▶ _How to complete this task_:
The line containing "Read all visible content and emit it as JSON." opens the span to copy, and the last line of the records below closes it. Write out that span exactly.

[Source records]

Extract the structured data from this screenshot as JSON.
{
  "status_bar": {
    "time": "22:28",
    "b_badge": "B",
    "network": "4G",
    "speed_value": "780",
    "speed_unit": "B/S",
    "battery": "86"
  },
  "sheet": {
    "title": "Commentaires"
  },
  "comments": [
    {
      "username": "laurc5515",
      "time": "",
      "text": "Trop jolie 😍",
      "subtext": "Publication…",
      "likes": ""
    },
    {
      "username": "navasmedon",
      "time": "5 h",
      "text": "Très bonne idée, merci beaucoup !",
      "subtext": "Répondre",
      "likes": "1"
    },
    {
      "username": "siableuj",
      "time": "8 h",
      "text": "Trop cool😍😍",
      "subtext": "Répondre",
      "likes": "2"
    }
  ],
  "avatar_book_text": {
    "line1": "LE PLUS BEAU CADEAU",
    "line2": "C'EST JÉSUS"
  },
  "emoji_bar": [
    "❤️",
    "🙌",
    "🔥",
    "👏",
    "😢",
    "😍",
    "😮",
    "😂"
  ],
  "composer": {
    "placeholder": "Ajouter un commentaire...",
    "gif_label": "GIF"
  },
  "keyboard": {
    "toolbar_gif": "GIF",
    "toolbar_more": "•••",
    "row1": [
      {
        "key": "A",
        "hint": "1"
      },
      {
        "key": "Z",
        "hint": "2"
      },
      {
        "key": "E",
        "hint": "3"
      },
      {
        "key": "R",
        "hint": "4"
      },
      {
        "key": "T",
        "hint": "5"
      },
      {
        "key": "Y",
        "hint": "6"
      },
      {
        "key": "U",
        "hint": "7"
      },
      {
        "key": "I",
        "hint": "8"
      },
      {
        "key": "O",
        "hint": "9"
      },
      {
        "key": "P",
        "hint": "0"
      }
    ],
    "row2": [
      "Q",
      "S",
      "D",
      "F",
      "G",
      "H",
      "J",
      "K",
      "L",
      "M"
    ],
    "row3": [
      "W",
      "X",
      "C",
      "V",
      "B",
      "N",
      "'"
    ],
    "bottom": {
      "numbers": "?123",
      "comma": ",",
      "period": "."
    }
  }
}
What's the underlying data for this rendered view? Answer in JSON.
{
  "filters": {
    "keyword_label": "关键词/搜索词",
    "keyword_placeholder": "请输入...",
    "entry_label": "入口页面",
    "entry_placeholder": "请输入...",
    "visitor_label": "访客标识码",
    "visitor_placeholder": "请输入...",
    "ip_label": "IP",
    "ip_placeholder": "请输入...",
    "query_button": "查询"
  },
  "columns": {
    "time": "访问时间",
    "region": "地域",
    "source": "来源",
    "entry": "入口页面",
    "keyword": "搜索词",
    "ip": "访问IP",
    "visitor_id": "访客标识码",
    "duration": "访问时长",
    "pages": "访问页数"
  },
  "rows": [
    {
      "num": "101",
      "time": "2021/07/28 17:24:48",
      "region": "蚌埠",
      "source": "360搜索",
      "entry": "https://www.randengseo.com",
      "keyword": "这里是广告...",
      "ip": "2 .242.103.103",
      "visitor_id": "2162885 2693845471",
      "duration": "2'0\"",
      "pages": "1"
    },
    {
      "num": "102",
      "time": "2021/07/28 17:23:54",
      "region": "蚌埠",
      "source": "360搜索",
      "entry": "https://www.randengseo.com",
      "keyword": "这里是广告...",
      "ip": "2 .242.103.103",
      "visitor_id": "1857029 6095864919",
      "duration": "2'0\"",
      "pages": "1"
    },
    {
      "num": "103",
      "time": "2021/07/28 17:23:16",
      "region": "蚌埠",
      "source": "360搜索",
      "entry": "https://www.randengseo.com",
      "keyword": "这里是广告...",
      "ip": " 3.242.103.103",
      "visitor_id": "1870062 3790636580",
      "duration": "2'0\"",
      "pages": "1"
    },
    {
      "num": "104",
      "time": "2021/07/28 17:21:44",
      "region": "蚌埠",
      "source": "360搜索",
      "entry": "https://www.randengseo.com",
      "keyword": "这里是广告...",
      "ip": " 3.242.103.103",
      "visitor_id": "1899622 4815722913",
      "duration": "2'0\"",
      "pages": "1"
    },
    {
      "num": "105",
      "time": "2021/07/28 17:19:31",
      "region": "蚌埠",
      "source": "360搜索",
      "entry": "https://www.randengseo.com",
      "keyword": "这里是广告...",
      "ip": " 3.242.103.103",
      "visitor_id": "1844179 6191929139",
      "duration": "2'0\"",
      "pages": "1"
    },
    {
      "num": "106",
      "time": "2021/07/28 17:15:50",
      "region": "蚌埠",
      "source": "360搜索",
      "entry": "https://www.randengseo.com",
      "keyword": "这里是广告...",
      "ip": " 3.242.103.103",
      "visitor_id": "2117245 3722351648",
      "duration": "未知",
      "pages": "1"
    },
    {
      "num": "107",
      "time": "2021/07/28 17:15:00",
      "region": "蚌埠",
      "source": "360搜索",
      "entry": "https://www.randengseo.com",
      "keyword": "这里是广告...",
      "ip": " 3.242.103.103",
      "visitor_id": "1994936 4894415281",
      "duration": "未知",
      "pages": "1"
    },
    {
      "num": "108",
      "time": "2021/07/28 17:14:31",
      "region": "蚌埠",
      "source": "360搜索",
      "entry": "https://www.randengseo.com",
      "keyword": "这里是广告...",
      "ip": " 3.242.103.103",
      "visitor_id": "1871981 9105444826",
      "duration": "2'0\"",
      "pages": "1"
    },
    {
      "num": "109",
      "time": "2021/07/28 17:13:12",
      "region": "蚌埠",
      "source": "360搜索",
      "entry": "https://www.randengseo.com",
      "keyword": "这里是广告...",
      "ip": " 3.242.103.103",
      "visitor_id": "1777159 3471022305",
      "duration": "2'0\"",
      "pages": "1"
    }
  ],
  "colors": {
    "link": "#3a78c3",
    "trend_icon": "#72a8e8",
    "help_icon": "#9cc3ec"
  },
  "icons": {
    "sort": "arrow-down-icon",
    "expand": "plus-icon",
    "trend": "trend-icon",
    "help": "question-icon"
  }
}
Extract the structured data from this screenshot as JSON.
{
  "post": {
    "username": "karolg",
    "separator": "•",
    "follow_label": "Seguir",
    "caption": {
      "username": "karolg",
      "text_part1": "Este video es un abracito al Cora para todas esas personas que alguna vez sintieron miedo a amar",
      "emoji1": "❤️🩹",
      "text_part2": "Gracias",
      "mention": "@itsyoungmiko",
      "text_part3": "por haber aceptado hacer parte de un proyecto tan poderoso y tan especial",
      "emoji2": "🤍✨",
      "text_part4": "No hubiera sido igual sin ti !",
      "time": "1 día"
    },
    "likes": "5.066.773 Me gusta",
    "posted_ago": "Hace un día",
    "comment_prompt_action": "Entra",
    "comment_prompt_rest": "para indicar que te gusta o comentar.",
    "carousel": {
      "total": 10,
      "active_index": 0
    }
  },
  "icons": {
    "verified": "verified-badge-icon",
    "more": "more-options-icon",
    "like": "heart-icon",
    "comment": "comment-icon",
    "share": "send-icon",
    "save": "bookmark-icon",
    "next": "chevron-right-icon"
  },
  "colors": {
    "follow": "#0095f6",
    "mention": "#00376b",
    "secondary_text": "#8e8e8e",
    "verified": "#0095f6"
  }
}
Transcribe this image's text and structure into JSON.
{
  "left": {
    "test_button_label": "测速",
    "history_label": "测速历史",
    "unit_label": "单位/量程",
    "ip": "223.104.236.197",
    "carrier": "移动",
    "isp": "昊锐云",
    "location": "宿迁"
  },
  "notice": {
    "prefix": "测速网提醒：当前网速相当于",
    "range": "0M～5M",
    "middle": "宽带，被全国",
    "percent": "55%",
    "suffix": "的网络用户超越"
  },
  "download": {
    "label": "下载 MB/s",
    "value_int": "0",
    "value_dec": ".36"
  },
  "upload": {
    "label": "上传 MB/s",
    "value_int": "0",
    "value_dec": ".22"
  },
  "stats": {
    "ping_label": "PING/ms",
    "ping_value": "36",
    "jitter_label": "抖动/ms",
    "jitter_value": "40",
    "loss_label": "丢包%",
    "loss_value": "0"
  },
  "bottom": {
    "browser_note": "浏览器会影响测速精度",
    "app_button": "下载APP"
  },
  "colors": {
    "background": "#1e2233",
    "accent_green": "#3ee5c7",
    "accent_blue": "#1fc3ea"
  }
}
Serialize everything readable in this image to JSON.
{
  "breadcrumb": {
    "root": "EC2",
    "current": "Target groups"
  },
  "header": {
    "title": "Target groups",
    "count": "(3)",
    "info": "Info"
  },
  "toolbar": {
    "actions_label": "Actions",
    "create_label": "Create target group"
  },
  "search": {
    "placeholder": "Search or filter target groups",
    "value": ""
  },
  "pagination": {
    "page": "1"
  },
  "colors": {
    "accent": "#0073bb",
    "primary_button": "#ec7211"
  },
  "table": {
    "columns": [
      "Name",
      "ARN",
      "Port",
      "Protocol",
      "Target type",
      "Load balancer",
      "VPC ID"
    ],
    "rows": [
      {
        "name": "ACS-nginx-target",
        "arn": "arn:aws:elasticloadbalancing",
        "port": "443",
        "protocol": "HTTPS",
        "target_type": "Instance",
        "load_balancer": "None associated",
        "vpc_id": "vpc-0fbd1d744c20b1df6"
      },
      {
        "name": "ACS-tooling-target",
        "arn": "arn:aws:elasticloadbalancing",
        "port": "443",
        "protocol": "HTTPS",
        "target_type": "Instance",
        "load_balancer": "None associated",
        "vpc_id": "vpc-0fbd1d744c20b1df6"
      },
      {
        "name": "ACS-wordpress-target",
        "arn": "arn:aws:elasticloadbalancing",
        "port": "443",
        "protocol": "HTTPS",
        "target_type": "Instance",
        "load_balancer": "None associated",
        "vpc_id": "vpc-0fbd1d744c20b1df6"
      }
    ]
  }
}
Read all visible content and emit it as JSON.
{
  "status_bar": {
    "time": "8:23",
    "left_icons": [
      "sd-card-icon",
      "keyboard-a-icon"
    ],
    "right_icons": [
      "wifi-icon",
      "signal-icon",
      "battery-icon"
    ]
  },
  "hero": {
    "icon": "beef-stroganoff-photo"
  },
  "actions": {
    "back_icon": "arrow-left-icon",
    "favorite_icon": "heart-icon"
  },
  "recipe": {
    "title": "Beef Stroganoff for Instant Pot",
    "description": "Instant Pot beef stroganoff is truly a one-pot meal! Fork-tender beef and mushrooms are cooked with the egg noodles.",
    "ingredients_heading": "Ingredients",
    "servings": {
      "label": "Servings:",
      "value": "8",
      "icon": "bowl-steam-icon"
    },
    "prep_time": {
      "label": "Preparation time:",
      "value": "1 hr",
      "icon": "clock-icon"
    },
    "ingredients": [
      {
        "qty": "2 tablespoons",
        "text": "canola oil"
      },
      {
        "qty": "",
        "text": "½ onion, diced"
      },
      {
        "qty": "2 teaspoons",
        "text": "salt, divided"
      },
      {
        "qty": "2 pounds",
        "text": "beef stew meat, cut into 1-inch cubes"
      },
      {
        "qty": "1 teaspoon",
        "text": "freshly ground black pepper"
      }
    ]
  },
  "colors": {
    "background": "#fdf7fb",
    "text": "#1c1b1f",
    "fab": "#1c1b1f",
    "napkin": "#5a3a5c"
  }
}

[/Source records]

▶ _Response to this task_:
Read all visible content and emit it as JSON.
{
  "status_bar": {
    "time": "8:23",
    "left_icons": [
      "sd-card-icon",
      "keyboard-a-icon"
    ],
    "right_icons": [
      "wifi-icon",
      "signal-icon",
      "battery-icon"
    ]
  },
  "hero": {
    "icon": "beef-stroganoff-photo"
  },
  "actions": {
    "back_icon": "arrow-left-icon",
    "favorite_icon": "heart-icon"
  },
  "recipe": {
    "title": "Beef Stroganoff for Instant Pot",
    "description": "Instant Pot beef stroganoff is truly a one-pot meal! Fork-tender beef and mushrooms are cooked with the egg noodles.",
    "ingredients_heading": "Ingredients",
    "servings": {
      "label": "Servings:",
      "value": "8",
      "icon": "bowl-steam-icon"
    },
    "prep_time": {
      "label": "Preparation time:",
      "value": "1 hr",
      "icon": "clock-icon"
    },
    "ingredients": [
      {
        "qty": "2 tablespoons",
        "text": "canola oil"
      },
      {
        "qty": "",
        "text": "½ onion, diced"
      },
      {
        "qty": "2 teaspoons",
        "text": "salt, divided"
      },
      {
        "qty": "2 pounds",
        "text": "beef stew meat, cut into 1-inch cubes"
      },
      {
        "qty": "1 teaspoon",
        "text": "freshly ground black pepper"
      }
    ]
  },
  "colors": {
    "background": "#fdf7fb",
    "text": "#1c1b1f",
    "fab": "#1c1b1f",
    "napkin": "#5a3a5c"
  }
}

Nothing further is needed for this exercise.